Overvaluing authenticity

I enjoy the Design Matters podcast by Debbie Millman. I don’t listen to it enough, or all the time, but when I do, the conversations are often eye-opening. As was the latest conversation Mrs. Millman had with Seth Godin.

In it, Seth Godin explained why in his opinion, authenticity is overvalued. What he said made a lot of sense, so I would invite you to listen. What I took away from it is the following …

Being authentic is an idea that has gotten a lot of airplay in the past couple of years. As Debbie Millman said, “authenticity is the new strategy.” I actually misunderstood what she was trying to say when I first listened to the podcast this evening. I thought she said that authenticity is now what strategy was earlier. But she most likely meant that authenticity is a strategy for quite a few people. It is something you have to be now. It is, as Seth Godin stated, primarily an artefact of the times we live in. Social media imposes a framework, a way of being which is all about being real, keeping it real … for a certain value of real.

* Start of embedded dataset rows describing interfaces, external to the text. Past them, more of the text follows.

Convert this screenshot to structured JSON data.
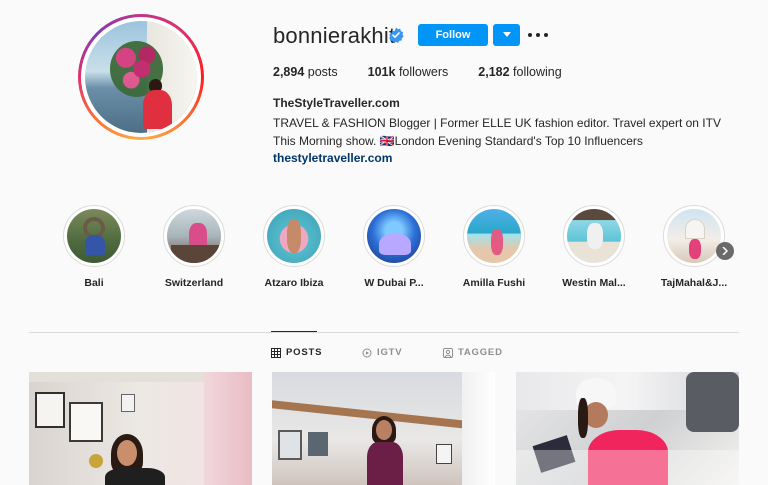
{
  "profile": {
    "username": "bonnierakhit",
    "verified": true,
    "follow_label": "Follow",
    "stats": {
      "posts_count": "2,894",
      "posts_label": "posts",
      "followers_count": "101k",
      "followers_label": "followers",
      "following_count": "2,182",
      "following_label": "following"
    },
    "bio_name": "TheStyleTraveller.com",
    "bio_text": "TRAVEL & FASHION Blogger | Former ELLE UK fashion editor. Travel expert on ITV This Morning show. 🇬🇧London Evening Standard's Top 10 Influencers",
    "bio_link": "thestyletraveller.com"
  },
  "highlights": [
    {
      "label": "Bali"
    },
    {
      "label": "Switzerland"
    },
    {
      "label": "Atzaro Ibiza"
    },
    {
      "label": "W Dubai P..."
    },
    {
      "label": "Amilla Fushi"
    },
    {
      "label": "Westin Mal..."
    },
    {
      "label": "TajMahal&J..."
    }
  ],
  "tabs": [
    {
      "label": "POSTS",
      "active": true
    },
    {
      "label": "IGTV",
      "active": false
    },
    {
      "label": "TAGGED",
      "active": false
    }
  ],
  "colors": {
    "accent": "#0095f6",
    "link": "#00376b",
    "text": "#262626",
    "muted": "#8e8e8e",
    "background": "#fafafa"
  }
}
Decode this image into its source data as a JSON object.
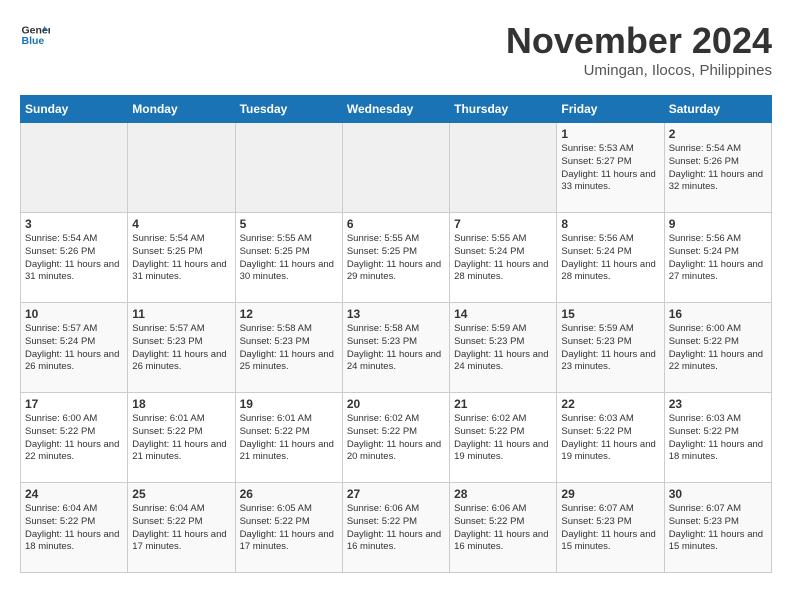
{
  "header": {
    "logo_line1": "General",
    "logo_line2": "Blue",
    "month_year": "November 2024",
    "location": "Umingan, Ilocos, Philippines"
  },
  "weekdays": [
    "Sunday",
    "Monday",
    "Tuesday",
    "Wednesday",
    "Thursday",
    "Friday",
    "Saturday"
  ],
  "weeks": [
    [
      {
        "day": "",
        "sunrise": "",
        "sunset": "",
        "daylight": ""
      },
      {
        "day": "",
        "sunrise": "",
        "sunset": "",
        "daylight": ""
      },
      {
        "day": "",
        "sunrise": "",
        "sunset": "",
        "daylight": ""
      },
      {
        "day": "",
        "sunrise": "",
        "sunset": "",
        "daylight": ""
      },
      {
        "day": "",
        "sunrise": "",
        "sunset": "",
        "daylight": ""
      },
      {
        "day": "1",
        "sunrise": "Sunrise: 5:53 AM",
        "sunset": "Sunset: 5:27 PM",
        "daylight": "Daylight: 11 hours and 33 minutes."
      },
      {
        "day": "2",
        "sunrise": "Sunrise: 5:54 AM",
        "sunset": "Sunset: 5:26 PM",
        "daylight": "Daylight: 11 hours and 32 minutes."
      }
    ],
    [
      {
        "day": "3",
        "sunrise": "Sunrise: 5:54 AM",
        "sunset": "Sunset: 5:26 PM",
        "daylight": "Daylight: 11 hours and 31 minutes."
      },
      {
        "day": "4",
        "sunrise": "Sunrise: 5:54 AM",
        "sunset": "Sunset: 5:25 PM",
        "daylight": "Daylight: 11 hours and 31 minutes."
      },
      {
        "day": "5",
        "sunrise": "Sunrise: 5:55 AM",
        "sunset": "Sunset: 5:25 PM",
        "daylight": "Daylight: 11 hours and 30 minutes."
      },
      {
        "day": "6",
        "sunrise": "Sunrise: 5:55 AM",
        "sunset": "Sunset: 5:25 PM",
        "daylight": "Daylight: 11 hours and 29 minutes."
      },
      {
        "day": "7",
        "sunrise": "Sunrise: 5:55 AM",
        "sunset": "Sunset: 5:24 PM",
        "daylight": "Daylight: 11 hours and 28 minutes."
      },
      {
        "day": "8",
        "sunrise": "Sunrise: 5:56 AM",
        "sunset": "Sunset: 5:24 PM",
        "daylight": "Daylight: 11 hours and 28 minutes."
      },
      {
        "day": "9",
        "sunrise": "Sunrise: 5:56 AM",
        "sunset": "Sunset: 5:24 PM",
        "daylight": "Daylight: 11 hours and 27 minutes."
      }
    ],
    [
      {
        "day": "10",
        "sunrise": "Sunrise: 5:57 AM",
        "sunset": "Sunset: 5:24 PM",
        "daylight": "Daylight: 11 hours and 26 minutes."
      },
      {
        "day": "11",
        "sunrise": "Sunrise: 5:57 AM",
        "sunset": "Sunset: 5:23 PM",
        "daylight": "Daylight: 11 hours and 26 minutes."
      },
      {
        "day": "12",
        "sunrise": "Sunrise: 5:58 AM",
        "sunset": "Sunset: 5:23 PM",
        "daylight": "Daylight: 11 hours and 25 minutes."
      },
      {
        "day": "13",
        "sunrise": "Sunrise: 5:58 AM",
        "sunset": "Sunset: 5:23 PM",
        "daylight": "Daylight: 11 hours and 24 minutes."
      },
      {
        "day": "14",
        "sunrise": "Sunrise: 5:59 AM",
        "sunset": "Sunset: 5:23 PM",
        "daylight": "Daylight: 11 hours and 24 minutes."
      },
      {
        "day": "15",
        "sunrise": "Sunrise: 5:59 AM",
        "sunset": "Sunset: 5:23 PM",
        "daylight": "Daylight: 11 hours and 23 minutes."
      },
      {
        "day": "16",
        "sunrise": "Sunrise: 6:00 AM",
        "sunset": "Sunset: 5:22 PM",
        "daylight": "Daylight: 11 hours and 22 minutes."
      }
    ],
    [
      {
        "day": "17",
        "sunrise": "Sunrise: 6:00 AM",
        "sunset": "Sunset: 5:22 PM",
        "daylight": "Daylight: 11 hours and 22 minutes."
      },
      {
        "day": "18",
        "sunrise": "Sunrise: 6:01 AM",
        "sunset": "Sunset: 5:22 PM",
        "daylight": "Daylight: 11 hours and 21 minutes."
      },
      {
        "day": "19",
        "sunrise": "Sunrise: 6:01 AM",
        "sunset": "Sunset: 5:22 PM",
        "daylight": "Daylight: 11 hours and 21 minutes."
      },
      {
        "day": "20",
        "sunrise": "Sunrise: 6:02 AM",
        "sunset": "Sunset: 5:22 PM",
        "daylight": "Daylight: 11 hours and 20 minutes."
      },
      {
        "day": "21",
        "sunrise": "Sunrise: 6:02 AM",
        "sunset": "Sunset: 5:22 PM",
        "daylight": "Daylight: 11 hours and 19 minutes."
      },
      {
        "day": "22",
        "sunrise": "Sunrise: 6:03 AM",
        "sunset": "Sunset: 5:22 PM",
        "daylight": "Daylight: 11 hours and 19 minutes."
      },
      {
        "day": "23",
        "sunrise": "Sunrise: 6:03 AM",
        "sunset": "Sunset: 5:22 PM",
        "daylight": "Daylight: 11 hours and 18 minutes."
      }
    ],
    [
      {
        "day": "24",
        "sunrise": "Sunrise: 6:04 AM",
        "sunset": "Sunset: 5:22 PM",
        "daylight": "Daylight: 11 hours and 18 minutes."
      },
      {
        "day": "25",
        "sunrise": "Sunrise: 6:04 AM",
        "sunset": "Sunset: 5:22 PM",
        "daylight": "Daylight: 11 hours and 17 minutes."
      },
      {
        "day": "26",
        "sunrise": "Sunrise: 6:05 AM",
        "sunset": "Sunset: 5:22 PM",
        "daylight": "Daylight: 11 hours and 17 minutes."
      },
      {
        "day": "27",
        "sunrise": "Sunrise: 6:06 AM",
        "sunset": "Sunset: 5:22 PM",
        "daylight": "Daylight: 11 hours and 16 minutes."
      },
      {
        "day": "28",
        "sunrise": "Sunrise: 6:06 AM",
        "sunset": "Sunset: 5:22 PM",
        "daylight": "Daylight: 11 hours and 16 minutes."
      },
      {
        "day": "29",
        "sunrise": "Sunrise: 6:07 AM",
        "sunset": "Sunset: 5:23 PM",
        "daylight": "Daylight: 11 hours and 15 minutes."
      },
      {
        "day": "30",
        "sunrise": "Sunrise: 6:07 AM",
        "sunset": "Sunset: 5:23 PM",
        "daylight": "Daylight: 11 hours and 15 minutes."
      }
    ]
  ]
}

When authenticity becomes an excuse to be the worst possible version of yourself, because you are, after all, yourself and want to remain true to you, you are not doing anyone a favor, least of all yourself. Yet authenticity is often the excuse for doing anything without holding back and especially without caring for other people and their opinions. Being authentic in that sense also prevents you from making the effort to walk in someone else’s shoes and try to put yourself in their position to see your point of view.

Taking that to an extreme, the excuse of authenticity is occasionally used to completely ignore facts and reality. And of course everyone has the right to an opinion, as long as that opinion does not prevent others from having their opinion and from the facts. As Daniel Patrick Moynihan wrote in the Washington Post in his column in 1983: “Everyone is entitled to his own opinion, but not his own facts.”

Authenticity today is a call to action which is fully embedded in the current “me”-culture. Being authentic is putting yourself and your experience or your beliefs before all other beliefs and experiences. It is the ultimate focus on self before all else.

And just like Seth Godin and Debbie Millman, I believe that that is not the best possible way to be in the world right now. Rather than being centered on me, you could opt to center on “us”, whatever us for you is. To make it even more interesting, perhaps “us” should be a confrontation with someone you’d otherwise never speak to, because they are far outside of your circle of acquaintances, far outside your own echo chamber. The German weekly magazine “Die Zeit” co-organised the “Europe Talks” conversations where more than 17.000 people from all over Europe with quite different views talked to one another. For quite a few of the participants, the experience was eye-opening. Some came away changed … something they would never have believed possible before.

These people were not “authentic” in the sense the word is being used right now, they were not the ideal image of their own most self-aligned behaviour … rather, most of these people volunteered to listen and to share. As Stephen Covey would say “First seek to understand, then to be understood.”

We need to come to terms with the fact that there is no authentic self. There is no one me that is unchanging. There is a person evolving and growing, and most of that growth comes from learning from people with another point of view than you have. That idea of the “stable, unchanging me” should be replaced by the idea of the evolving me, not one authentic baseline that is set in rock, but rather a continuously evolving coastline, impacted by the many waves that visit its shores. Those waves are of course the people you meet … and ideally, those encounters shape you and make you more interesting, just like you shape the people you encounter.

So don’t seek to be authentic, but seek to experience and learn from as many people as possible, with as many points of view as possible. If you want to be relevant, the most relevant you will ever be is in learning from and sharing with others. And that requires an openness of mind. But with that openness comes a myriad of opportunities for growth.

And while you’re at it, take the time to write down what you think and believe today. It may have changed tomorrow, but it is amazing to be able to track your own evolution and growth. Journaling allows you to do just that. Good luck!